By attending lectures and career panels, becoming active in student organizations, and pursuing internship opportunities, students gain broad perspectives on sustainable development and gather ideas on shaping their future goals. Semee has taken advantage of such opportunities by participating in Columbia University’s Summer Ecosystem Experiences for Undergraduates Program, also known as SEE-U. Semee spent five and a half weeks in the Dominican Republic where she learned about the ecosystems of the Indigenous Eyes Ecological Reserve. Her specific focus was on how the development of a local golf course affected the life systems of the lagoons. This was Semee’s first exposure to research and she felt it was an extremely rewarding opportunity. She then went on to apply her SEE-U research experience to her work with the Korea Environment Institute during the following summer. As a research assistant, Semee researched the development of evaluation indexes for Korean firms to use in their preparations for the risks associated with climate change.
Another experience that has greatly shaped Semee’s dedication to sustainable development has been serving as the Korean undergraduate student representative at the COP14 UN Climate Change Conference in Poland. She was honored to attend this event, which is organized by the Korea Energy Management Corporation (KEMCO), after taking third place in an essay competition focused climate change. Semee was the only undergraduate representative and felt that “the opportunity to attend this conference was extremely valuable for me to gain more perspective by having actual conversations with representatives from all over the world and hear their views on issues like climate change and the varying ways that developed and developing countries achieve sustainable development, depending on their cultures, needs and resources.” Semee truly enjoyed this event as she was exposed to the methods of how NGOs, government officials and locals work together to sustain natural resources.
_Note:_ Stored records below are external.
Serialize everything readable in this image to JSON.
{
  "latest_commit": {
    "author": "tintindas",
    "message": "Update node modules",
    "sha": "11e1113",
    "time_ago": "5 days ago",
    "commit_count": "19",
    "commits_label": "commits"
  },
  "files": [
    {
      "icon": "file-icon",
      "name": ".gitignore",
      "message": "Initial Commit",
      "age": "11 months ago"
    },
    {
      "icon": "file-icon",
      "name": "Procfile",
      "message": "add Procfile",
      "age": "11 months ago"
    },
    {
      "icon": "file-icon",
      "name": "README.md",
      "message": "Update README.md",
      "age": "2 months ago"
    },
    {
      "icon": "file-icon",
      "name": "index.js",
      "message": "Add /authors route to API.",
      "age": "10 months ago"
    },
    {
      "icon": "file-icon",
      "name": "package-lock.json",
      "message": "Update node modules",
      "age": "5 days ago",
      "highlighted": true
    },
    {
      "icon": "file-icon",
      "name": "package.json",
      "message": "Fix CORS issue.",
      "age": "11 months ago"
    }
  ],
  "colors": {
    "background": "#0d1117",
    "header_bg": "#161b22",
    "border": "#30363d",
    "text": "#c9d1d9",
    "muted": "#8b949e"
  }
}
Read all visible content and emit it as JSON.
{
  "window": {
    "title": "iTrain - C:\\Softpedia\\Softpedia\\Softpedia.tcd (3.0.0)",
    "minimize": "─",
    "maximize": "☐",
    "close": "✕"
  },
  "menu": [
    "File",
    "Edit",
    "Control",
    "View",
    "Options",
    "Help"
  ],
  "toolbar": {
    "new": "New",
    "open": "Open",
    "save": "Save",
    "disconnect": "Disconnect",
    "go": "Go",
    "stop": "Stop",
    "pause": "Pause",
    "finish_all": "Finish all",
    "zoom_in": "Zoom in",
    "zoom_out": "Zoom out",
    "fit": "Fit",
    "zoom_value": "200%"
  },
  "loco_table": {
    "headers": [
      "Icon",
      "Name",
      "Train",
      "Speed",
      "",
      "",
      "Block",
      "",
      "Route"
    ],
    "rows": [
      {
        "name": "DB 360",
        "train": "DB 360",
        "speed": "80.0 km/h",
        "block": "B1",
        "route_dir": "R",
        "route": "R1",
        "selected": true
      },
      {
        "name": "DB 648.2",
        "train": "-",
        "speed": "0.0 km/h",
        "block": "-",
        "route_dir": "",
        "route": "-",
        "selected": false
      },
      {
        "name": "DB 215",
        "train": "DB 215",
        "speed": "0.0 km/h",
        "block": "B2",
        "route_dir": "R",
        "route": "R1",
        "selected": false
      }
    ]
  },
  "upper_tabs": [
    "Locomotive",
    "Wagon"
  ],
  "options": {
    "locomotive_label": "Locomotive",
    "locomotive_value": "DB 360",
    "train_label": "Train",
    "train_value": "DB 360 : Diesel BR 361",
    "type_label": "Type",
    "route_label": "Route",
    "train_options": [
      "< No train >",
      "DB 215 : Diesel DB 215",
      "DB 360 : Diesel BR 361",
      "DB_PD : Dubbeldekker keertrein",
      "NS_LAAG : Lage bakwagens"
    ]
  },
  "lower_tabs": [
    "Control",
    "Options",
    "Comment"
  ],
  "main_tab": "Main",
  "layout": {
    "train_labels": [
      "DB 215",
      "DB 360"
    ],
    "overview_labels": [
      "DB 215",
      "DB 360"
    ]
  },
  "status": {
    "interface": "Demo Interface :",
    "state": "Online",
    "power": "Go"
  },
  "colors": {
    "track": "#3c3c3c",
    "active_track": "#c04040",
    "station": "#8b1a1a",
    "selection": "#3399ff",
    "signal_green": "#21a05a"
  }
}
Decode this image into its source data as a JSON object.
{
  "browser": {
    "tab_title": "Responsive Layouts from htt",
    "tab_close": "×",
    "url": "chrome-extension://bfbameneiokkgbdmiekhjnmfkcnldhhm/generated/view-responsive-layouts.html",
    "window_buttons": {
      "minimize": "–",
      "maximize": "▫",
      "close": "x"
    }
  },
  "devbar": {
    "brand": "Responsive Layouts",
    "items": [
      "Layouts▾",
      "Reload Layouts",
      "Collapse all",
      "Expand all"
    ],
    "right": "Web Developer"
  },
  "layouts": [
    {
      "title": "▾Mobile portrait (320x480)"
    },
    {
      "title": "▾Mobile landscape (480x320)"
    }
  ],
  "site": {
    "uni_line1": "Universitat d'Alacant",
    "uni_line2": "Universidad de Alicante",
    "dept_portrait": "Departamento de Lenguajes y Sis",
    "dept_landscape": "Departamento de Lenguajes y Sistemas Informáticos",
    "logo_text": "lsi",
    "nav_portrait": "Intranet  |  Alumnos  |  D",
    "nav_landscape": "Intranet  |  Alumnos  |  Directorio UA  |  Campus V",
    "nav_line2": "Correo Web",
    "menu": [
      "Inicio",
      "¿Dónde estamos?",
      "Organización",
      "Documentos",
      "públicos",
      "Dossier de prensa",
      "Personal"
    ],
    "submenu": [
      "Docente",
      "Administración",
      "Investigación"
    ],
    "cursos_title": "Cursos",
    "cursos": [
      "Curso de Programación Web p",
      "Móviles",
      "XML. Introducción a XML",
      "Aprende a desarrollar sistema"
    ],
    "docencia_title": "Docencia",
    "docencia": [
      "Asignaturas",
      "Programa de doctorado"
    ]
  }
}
This exposure has confirmed her commitment to sustainable development and inspired her future pursuits.
In the future, Semee has plans to engage in graduate studies in environmental science, development and/or policy. She aspires to follow in the footsteps of her professors by gaining real-world experience while making contributions to the field of research. Semee would like to raise awareness on the importance of conserving and sustaining resources and biodiversity with a longtime goal of eventually eradicating poverty in developing countries within Asia and Africa. Pursuing the special concentration in sustainable development concurrently with her studies in economics will play a major part in helping her bring her personal and professional goals to fruition.
The special concentration in sustainable development is designed to provide Columbia students with an understanding of both the theory and practice of sustainable development, stimulate a critical examination of the historical and conceptual antecedents, provide experience in complex challenges through direct engagement, and help students imagine alternative futures for the world. With the first class of students graduating in May with the special concentration, and the development of an undergraduate major on the horizon, those involved are excited to see what the future will bring for the field of sustainable development and how Columbia students will engage in and make contributions to the conservation of the resources we rely on in our ever-changing world.